### STORED DATA

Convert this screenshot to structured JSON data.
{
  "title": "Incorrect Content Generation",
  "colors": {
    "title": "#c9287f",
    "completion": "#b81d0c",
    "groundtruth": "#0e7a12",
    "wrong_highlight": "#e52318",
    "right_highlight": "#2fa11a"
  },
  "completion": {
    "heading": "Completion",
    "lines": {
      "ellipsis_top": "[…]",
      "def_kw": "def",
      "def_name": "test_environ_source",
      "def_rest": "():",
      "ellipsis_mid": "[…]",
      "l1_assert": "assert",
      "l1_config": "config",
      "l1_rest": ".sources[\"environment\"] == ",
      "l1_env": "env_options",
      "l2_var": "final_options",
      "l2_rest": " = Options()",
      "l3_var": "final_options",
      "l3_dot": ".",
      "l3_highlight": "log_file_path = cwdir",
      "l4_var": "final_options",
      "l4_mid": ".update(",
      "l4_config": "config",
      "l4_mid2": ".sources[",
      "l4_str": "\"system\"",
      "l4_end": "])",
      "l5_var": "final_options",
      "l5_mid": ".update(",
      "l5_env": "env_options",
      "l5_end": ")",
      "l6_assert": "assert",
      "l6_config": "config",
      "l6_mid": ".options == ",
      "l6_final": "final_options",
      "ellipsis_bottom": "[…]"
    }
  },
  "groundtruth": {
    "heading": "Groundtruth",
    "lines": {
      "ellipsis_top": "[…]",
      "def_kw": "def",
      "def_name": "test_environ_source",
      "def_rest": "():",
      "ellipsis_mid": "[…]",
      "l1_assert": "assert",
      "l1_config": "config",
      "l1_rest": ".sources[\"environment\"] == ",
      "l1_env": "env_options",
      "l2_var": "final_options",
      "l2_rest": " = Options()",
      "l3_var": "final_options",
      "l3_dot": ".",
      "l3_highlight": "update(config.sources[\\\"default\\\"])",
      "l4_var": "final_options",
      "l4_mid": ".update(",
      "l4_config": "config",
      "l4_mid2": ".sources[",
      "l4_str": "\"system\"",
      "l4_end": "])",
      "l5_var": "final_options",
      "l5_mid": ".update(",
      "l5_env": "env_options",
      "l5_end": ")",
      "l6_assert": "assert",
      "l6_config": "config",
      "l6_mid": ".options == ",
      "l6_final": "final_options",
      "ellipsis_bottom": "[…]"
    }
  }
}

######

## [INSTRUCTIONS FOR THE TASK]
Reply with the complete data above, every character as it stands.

## [EXERCISE OUTPUT]
Convert this screenshot to structured JSON data.
{
  "title": "Incorrect Content Generation",
  "colors": {
    "title": "#c9287f",
    "completion": "#b81d0c",
    "groundtruth": "#0e7a12",
    "wrong_highlight": "#e52318",
    "right_highlight": "#2fa11a"
  },
  "completion": {
    "heading": "Completion",
    "lines": {
      "ellipsis_top": "[…]",
      "def_kw": "def",
      "def_name": "test_environ_source",
      "def_rest": "():",
      "ellipsis_mid": "[…]",
      "l1_assert": "assert",
      "l1_config": "config",
      "l1_rest": ".sources[\"environment\"] == ",
      "l1_env": "env_options",
      "l2_var": "final_options",
      "l2_rest": " = Options()",
      "l3_var": "final_options",
      "l3_dot": ".",
      "l3_highlight": "log_file_path = cwdir",
      "l4_var": "final_options",
      "l4_mid": ".update(",
      "l4_config": "config",
      "l4_mid2": ".sources[",
      "l4_str": "\"system\"",
      "l4_end": "])",
      "l5_var": "final_options",
      "l5_mid": ".update(",
      "l5_env": "env_options",
      "l5_end": ")",
      "l6_assert": "assert",
      "l6_config": "config",
      "l6_mid": ".options == ",
      "l6_final": "final_options",
      "ellipsis_bottom": "[…]"
    }
  },
  "groundtruth": {
    "heading": "Groundtruth",
    "lines": {
      "ellipsis_top": "[…]",
      "def_kw": "def",
      "def_name": "test_environ_source",
      "def_rest": "():",
      "ellipsis_mid": "[…]",
      "l1_assert": "assert",
      "l1_config": "config",
      "l1_rest": ".sources[\"environment\"] == ",
      "l1_env": "env_options",
      "l2_var": "final_options",
      "l2_rest": " = Options()",
      "l3_var": "final_options",
      "l3_dot": ".",
      "l3_highlight": "update(config.sources[\\\"default\\\"])",
      "l4_var": "final_options",
      "l4_mid": ".update(",
      "l4_config": "config",
      "l4_mid2": ".sources[",
      "l4_str": "\"system\"",
      "l4_end": "])",
      "l5_var": "final_options",
      "l5_mid": ".update(",
      "l5_env": "env_options",
      "l5_end": ")",
      "l6_assert": "assert",
      "l6_config": "config",
      "l6_mid": ".options == ",
      "l6_final": "final_options",
      "ellipsis_bottom": "[…]"
    }
  }
}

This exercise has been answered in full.